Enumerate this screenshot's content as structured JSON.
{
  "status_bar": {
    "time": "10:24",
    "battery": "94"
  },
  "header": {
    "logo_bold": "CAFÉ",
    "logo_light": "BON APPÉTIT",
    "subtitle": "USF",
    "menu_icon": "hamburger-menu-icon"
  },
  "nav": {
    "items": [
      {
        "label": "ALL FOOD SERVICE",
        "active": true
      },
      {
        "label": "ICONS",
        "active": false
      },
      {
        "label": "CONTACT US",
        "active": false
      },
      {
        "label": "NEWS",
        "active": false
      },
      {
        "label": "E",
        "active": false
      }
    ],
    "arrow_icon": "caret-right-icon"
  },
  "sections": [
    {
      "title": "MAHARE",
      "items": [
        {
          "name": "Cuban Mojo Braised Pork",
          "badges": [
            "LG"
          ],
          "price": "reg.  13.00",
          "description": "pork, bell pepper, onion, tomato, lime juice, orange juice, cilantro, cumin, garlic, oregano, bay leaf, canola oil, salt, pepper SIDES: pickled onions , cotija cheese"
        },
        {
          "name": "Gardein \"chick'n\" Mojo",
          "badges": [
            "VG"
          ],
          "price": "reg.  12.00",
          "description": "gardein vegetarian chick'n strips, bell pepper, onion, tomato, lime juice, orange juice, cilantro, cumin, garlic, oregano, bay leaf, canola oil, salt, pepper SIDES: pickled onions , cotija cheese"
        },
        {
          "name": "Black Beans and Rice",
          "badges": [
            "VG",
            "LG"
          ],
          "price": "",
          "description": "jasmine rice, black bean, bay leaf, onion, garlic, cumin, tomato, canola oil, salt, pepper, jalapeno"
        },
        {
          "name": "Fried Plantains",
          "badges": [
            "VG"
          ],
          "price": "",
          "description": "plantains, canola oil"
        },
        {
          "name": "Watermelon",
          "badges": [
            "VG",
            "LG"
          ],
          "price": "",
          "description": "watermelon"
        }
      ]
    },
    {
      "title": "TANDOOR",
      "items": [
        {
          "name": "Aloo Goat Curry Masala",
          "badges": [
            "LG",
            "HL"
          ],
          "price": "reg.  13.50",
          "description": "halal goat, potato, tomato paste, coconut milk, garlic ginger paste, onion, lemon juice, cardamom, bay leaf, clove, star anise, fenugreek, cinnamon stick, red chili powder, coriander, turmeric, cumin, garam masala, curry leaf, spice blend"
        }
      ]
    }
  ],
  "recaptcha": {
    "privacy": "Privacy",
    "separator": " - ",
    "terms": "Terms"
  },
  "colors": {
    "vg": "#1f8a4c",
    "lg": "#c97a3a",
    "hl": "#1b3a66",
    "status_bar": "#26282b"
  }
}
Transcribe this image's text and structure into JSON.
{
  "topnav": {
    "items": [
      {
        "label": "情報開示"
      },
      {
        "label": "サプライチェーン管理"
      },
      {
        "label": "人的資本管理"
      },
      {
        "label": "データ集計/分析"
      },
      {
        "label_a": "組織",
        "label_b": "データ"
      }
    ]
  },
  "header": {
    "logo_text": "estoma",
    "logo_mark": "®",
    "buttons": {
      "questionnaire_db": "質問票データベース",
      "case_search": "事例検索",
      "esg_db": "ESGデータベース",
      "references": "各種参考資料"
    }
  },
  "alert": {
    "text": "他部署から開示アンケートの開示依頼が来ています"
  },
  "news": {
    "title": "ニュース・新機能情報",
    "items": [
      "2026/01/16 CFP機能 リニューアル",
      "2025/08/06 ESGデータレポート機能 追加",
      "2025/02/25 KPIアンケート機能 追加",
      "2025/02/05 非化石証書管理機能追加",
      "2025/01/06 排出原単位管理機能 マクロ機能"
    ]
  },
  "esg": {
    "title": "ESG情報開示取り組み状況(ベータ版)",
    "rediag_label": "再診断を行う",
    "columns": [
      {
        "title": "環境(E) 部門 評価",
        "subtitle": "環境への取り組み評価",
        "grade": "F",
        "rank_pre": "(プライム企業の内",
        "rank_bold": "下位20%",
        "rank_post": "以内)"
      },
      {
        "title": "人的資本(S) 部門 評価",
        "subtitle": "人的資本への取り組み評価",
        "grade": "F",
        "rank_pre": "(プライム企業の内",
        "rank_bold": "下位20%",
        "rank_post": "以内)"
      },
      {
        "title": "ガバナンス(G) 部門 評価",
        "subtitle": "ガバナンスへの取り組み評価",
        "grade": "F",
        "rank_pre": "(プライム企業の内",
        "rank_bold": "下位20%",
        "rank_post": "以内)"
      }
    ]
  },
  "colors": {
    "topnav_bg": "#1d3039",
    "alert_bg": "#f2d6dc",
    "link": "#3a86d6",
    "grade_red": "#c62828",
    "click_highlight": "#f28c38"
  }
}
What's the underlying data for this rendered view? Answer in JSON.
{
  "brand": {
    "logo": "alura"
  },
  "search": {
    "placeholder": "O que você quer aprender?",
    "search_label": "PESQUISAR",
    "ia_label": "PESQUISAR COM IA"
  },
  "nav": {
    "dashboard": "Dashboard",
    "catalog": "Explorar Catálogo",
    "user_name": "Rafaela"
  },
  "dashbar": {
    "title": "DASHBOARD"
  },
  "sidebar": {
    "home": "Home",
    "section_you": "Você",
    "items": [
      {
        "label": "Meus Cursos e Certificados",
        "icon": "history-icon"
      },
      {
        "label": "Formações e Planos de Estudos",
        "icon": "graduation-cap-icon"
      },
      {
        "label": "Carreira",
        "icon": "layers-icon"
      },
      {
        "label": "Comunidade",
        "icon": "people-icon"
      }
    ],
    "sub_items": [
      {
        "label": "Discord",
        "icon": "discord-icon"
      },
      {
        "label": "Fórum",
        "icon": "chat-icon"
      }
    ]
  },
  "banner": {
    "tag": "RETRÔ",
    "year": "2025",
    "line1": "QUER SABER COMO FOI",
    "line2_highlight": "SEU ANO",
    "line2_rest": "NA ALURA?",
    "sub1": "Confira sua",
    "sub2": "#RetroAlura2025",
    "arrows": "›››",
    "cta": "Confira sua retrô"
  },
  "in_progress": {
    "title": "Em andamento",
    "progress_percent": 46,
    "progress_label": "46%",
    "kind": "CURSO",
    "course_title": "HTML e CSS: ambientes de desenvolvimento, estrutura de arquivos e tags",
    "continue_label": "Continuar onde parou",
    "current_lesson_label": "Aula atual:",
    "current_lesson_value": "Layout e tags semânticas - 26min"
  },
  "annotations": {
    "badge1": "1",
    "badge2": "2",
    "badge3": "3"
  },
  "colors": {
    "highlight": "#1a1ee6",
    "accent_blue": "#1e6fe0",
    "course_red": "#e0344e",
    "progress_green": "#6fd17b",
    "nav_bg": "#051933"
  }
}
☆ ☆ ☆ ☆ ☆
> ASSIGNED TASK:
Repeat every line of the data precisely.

> ANSWER BELOW:
Enumerate this screenshot's content as structured JSON.
{
  "status_bar": {
    "time": "10:24",
    "battery": "94"
  },
  "header": {
    "logo_bold": "CAFÉ",
    "logo_light": "BON APPÉTIT",
    "subtitle": "USF",
    "menu_icon": "hamburger-menu-icon"
  },
  "nav": {
    "items": [
      {
        "label": "ALL FOOD SERVICE",
        "active": true
      },
      {
        "label": "ICONS",
        "active": false
      },
      {
        "label": "CONTACT US",
        "active": false
      },
      {
        "label": "NEWS",
        "active": false
      },
      {
        "label": "E",
        "active": false
      }
    ],
    "arrow_icon": "caret-right-icon"
  },
  "sections": [
    {
      "title": "MAHARE",
      "items": [
        {
          "name": "Cuban Mojo Braised Pork",
          "badges": [
            "LG"
          ],
          "price": "reg.  13.00",
          "description": "pork, bell pepper, onion, tomato, lime juice, orange juice, cilantro, cumin, garlic, oregano, bay leaf, canola oil, salt, pepper SIDES: pickled onions , cotija cheese"
        },
        {
          "name": "Gardein \"chick'n\" Mojo",
          "badges": [
            "VG"
          ],
          "price": "reg.  12.00",
          "description": "gardein vegetarian chick'n strips, bell pepper, onion, tomato, lime juice, orange juice, cilantro, cumin, garlic, oregano, bay leaf, canola oil, salt, pepper SIDES: pickled onions , cotija cheese"
        },
        {
          "name": "Black Beans and Rice",
          "badges": [
            "VG",
            "LG"
          ],
          "price": "",
          "description": "jasmine rice, black bean, bay leaf, onion, garlic, cumin, tomato, canola oil, salt, pepper, jalapeno"
        },
        {
          "name": "Fried Plantains",
          "badges": [
            "VG"
          ],
          "price": "",
          "description": "plantains, canola oil"
        },
        {
          "name": "Watermelon",
          "badges": [
            "VG",
            "LG"
          ],
          "price": "",
          "description": "watermelon"
        }
      ]
    },
    {
      "title": "TANDOOR",
      "items": [
        {
          "name": "Aloo Goat Curry Masala",
          "badges": [
            "LG",
            "HL"
          ],
          "price": "reg.  13.50",
          "description": "halal goat, potato, tomato paste, coconut milk, garlic ginger paste, onion, lemon juice, cardamom, bay leaf, clove, star anise, fenugreek, cinnamon stick, red chili powder, coriander, turmeric, cumin, garam masala, curry leaf, spice blend"
        }
      ]
    }
  ],
  "recaptcha": {
    "privacy": "Privacy",
    "separator": " - ",
    "terms": "Terms"
  },
  "colors": {
    "vg": "#1f8a4c",
    "lg": "#c97a3a",
    "hl": "#1b3a66",
    "status_bar": "#26282b"
  }
}
Transcribe this image's text and structure into JSON.
{
  "topnav": {
    "items": [
      {
        "label": "情報開示"
      },
      {
        "label": "サプライチェーン管理"
      },
      {
        "label": "人的資本管理"
      },
      {
        "label": "データ集計/分析"
      },
      {
        "label_a": "組織",
        "label_b": "データ"
      }
    ]
  },
  "header": {
    "logo_text": "estoma",
    "logo_mark": "®",
    "buttons": {
      "questionnaire_db": "質問票データベース",
      "case_search": "事例検索",
      "esg_db": "ESGデータベース",
      "references": "各種参考資料"
    }
  },
  "alert": {
    "text": "他部署から開示アンケートの開示依頼が来ています"
  },
  "news": {
    "title": "ニュース・新機能情報",
    "items": [
      "2026/01/16 CFP機能 リニューアル",
      "2025/08/06 ESGデータレポート機能 追加",
      "2025/02/25 KPIアンケート機能 追加",
      "2025/02/05 非化石証書管理機能追加",
      "2025/01/06 排出原単位管理機能 マクロ機能"
    ]
  },
  "esg": {
    "title": "ESG情報開示取り組み状況(ベータ版)",
    "rediag_label": "再診断を行う",
    "columns": [
      {
        "title": "環境(E) 部門 評価",
        "subtitle": "環境への取り組み評価",
        "grade": "F",
        "rank_pre": "(プライム企業の内",
        "rank_bold": "下位20%",
        "rank_post": "以内)"
      },
      {
        "title": "人的資本(S) 部門 評価",
        "subtitle": "人的資本への取り組み評価",
        "grade": "F",
        "rank_pre": "(プライム企業の内",
        "rank_bold": "下位20%",
        "rank_post": "以内)"
      },
      {
        "title": "ガバナンス(G) 部門 評価",
        "subtitle": "ガバナンスへの取り組み評価",
        "grade": "F",
        "rank_pre": "(プライム企業の内",
        "rank_bold": "下位20%",
        "rank_post": "以内)"
      }
    ]
  },
  "colors": {
    "topnav_bg": "#1d3039",
    "alert_bg": "#f2d6dc",
    "link": "#3a86d6",
    "grade_red": "#c62828",
    "click_highlight": "#f28c38"
  }
}
What's the underlying data for this rendered view? Answer in JSON.
{
  "brand": {
    "logo": "alura"
  },
  "search": {
    "placeholder": "O que você quer aprender?",
    "search_label": "PESQUISAR",
    "ia_label": "PESQUISAR COM IA"
  },
  "nav": {
    "dashboard": "Dashboard",
    "catalog": "Explorar Catálogo",
    "user_name": "Rafaela"
  },
  "dashbar": {
    "title": "DASHBOARD"
  },
  "sidebar": {
    "home": "Home",
    "section_you": "Você",
    "items": [
      {
        "label": "Meus Cursos e Certificados",
        "icon": "history-icon"
      },
      {
        "label": "Formações e Planos de Estudos",
        "icon": "graduation-cap-icon"
      },
      {
        "label": "Carreira",
        "icon": "layers-icon"
      },
      {
        "label": "Comunidade",
        "icon": "people-icon"
      }
    ],
    "sub_items": [
      {
        "label": "Discord",
        "icon": "discord-icon"
      },
      {
        "label": "Fórum",
        "icon": "chat-icon"
      }
    ]
  },
  "banner": {
    "tag": "RETRÔ",
    "year": "2025",
    "line1": "QUER SABER COMO FOI",
    "line2_highlight": "SEU ANO",
    "line2_rest": "NA ALURA?",
    "sub1": "Confira sua",
    "sub2": "#RetroAlura2025",
    "arrows": "›››",
    "cta": "Confira sua retrô"
  },
  "in_progress": {
    "title": "Em andamento",
    "progress_percent": 46,
    "progress_label": "46%",
    "kind": "CURSO",
    "course_title": "HTML e CSS: ambientes de desenvolvimento, estrutura de arquivos e tags",
    "continue_label": "Continuar onde parou",
    "current_lesson_label": "Aula atual:",
    "current_lesson_value": "Layout e tags semânticas - 26min"
  },
  "annotations": {
    "badge1": "1",
    "badge2": "2",
    "badge3": "3"
  },
  "colors": {
    "highlight": "#1a1ee6",
    "accent_blue": "#1e6fe0",
    "course_red": "#e0344e",
    "progress_green": "#6fd17b",
    "nav_bg": "#051933"
  }
}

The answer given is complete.